In recent weeks, human rights officials have accused Maliki of trying to stifle dissent through detentions and raids on protest organizers’ offices.
Two weeks ago, four men were thrown in an unmarked van in Tahrir Square when they tried to attend an anti-government demonstration. The men, including three students, were detained for 10 days for allegedly carrying false identification. They were released Tuesday following pressure from international human rights organizations.
Earlier this week, protest organizers had predicted that thousands of demonstrators would gather in Tahrir Square on Friday to mark the end of the cooling-off period.
Late Thursday, however, security forces imposed a tight cordon around the square. According to one security official, who spoke on the condition of anonymity to discuss the matter freely, police and Iraqi army personnel were told the square was being reserved for the Shiite demonstrators. Thousands of people were bused in for the counter-demonstration, which included signs and chants in support of Maliki, TV footage showed.
Janaat Basim, 28, an anti-government protester, did not know about the pro-Maliki event until she and her friends arrived in Tahrir Square about 9 a.m.
After a thorough security screening, Basim said, they were allowed into the square but were quickly surrounded by “nine or 10 men with sticks.” After calling her and her friends “communists” and “prostitutes,” she said, the men began hitting them.
At least one of Basim’s friends had part of a tooth knocked out, she said.
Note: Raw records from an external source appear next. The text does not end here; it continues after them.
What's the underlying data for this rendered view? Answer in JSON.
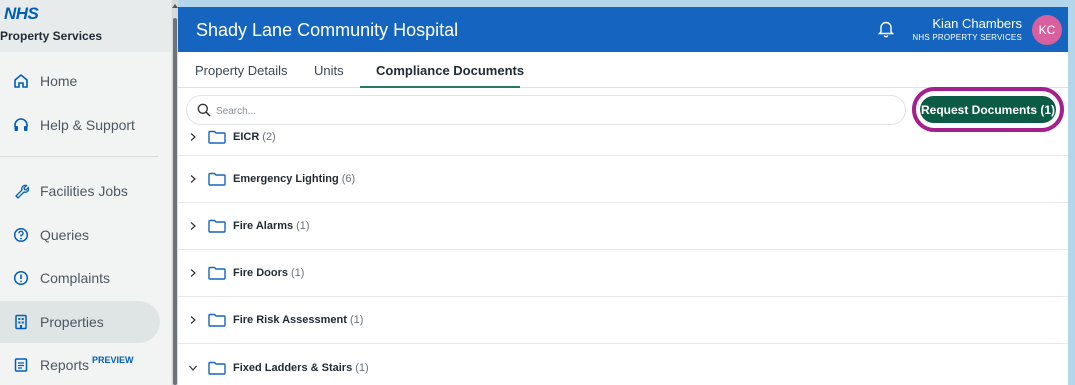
{
  "sidebar": {
    "brand_logo": "NHS",
    "brand_sub": "Property Services",
    "items": [
      {
        "label": "Home",
        "icon": "home-icon"
      },
      {
        "label": "Help & Support",
        "icon": "headset-icon"
      },
      {
        "label": "Facilities Jobs",
        "icon": "wrench-icon"
      },
      {
        "label": "Queries",
        "icon": "question-icon"
      },
      {
        "label": "Complaints",
        "icon": "alert-icon"
      },
      {
        "label": "Properties",
        "icon": "building-icon"
      },
      {
        "label": "Reports",
        "icon": "report-icon",
        "badge": "PREVIEW"
      }
    ],
    "active_item": "Properties"
  },
  "header": {
    "title": "Shady Lane Community Hospital",
    "user_name": "Kian Chambers",
    "user_org": "NHS PROPERTY SERVICES",
    "avatar_initials": "KC"
  },
  "tabs": [
    {
      "label": "Property Details"
    },
    {
      "label": "Units"
    },
    {
      "label": "Compliance Documents"
    }
  ],
  "active_tab": "Compliance Documents",
  "search": {
    "placeholder": "Search..."
  },
  "request_button": {
    "label": "Request Documents (1)"
  },
  "folders": [
    {
      "name": "EICR",
      "count": "(2)",
      "expanded": false
    },
    {
      "name": "Emergency Lighting",
      "count": "(6)",
      "expanded": false
    },
    {
      "name": "Fire Alarms",
      "count": "(1)",
      "expanded": false
    },
    {
      "name": "Fire Doors",
      "count": "(1)",
      "expanded": false
    },
    {
      "name": "Fire Risk Assessment",
      "count": "(1)",
      "expanded": false
    },
    {
      "name": "Fixed Ladders & Stairs",
      "count": "(1)",
      "expanded": true
    }
  ],
  "colors": {
    "header": "#1565c0",
    "request_button": "#0b5b45",
    "highlight_ring": "#a3208d",
    "avatar": "#d8609f",
    "accent_icon": "#005eb8"
  }
}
She questioned how the men were allowed to get weapons into the square.
“If security forces were doing their jobs, how can these people enter the square with sticks?” she said.

Demonstrators in Najaf foil attempt by security forces to arrest a student activist

Demonstrators in Najaf (10 June 2011) foil attempt by security forces to arrest a student activist

Mass demonstration in the city of Nasiriyah, 10th June

Mass demonstration in the city of Nasiriyah, 10th June
calling for political reform and early elections, denouncing violations of democratic rights and the Constitution, and demanding better services

Four Young activists hold press conference in Baghdad (8 June) after their release

Four Young activists hold press conference in Baghdad (8 June) after their release 
.. exposing "kidnap", maltreatment by security forces, and demanding official apology and compensation

Interview with Raid Fahmi, member of the Politburo of the Iraqi Communist Party

Interview with Raid Fahmi, member of the Politburo of the Iraqi Communist Party 
“Al-Ittihad” newspaper - 6 June 2011

Friday, 10 June 2011

Demonstration in Basrah (10 June 2011) calls for early elections

Demonstration in Basrah (10 June 2011)
organized by the Democratic Movement
calls for early elections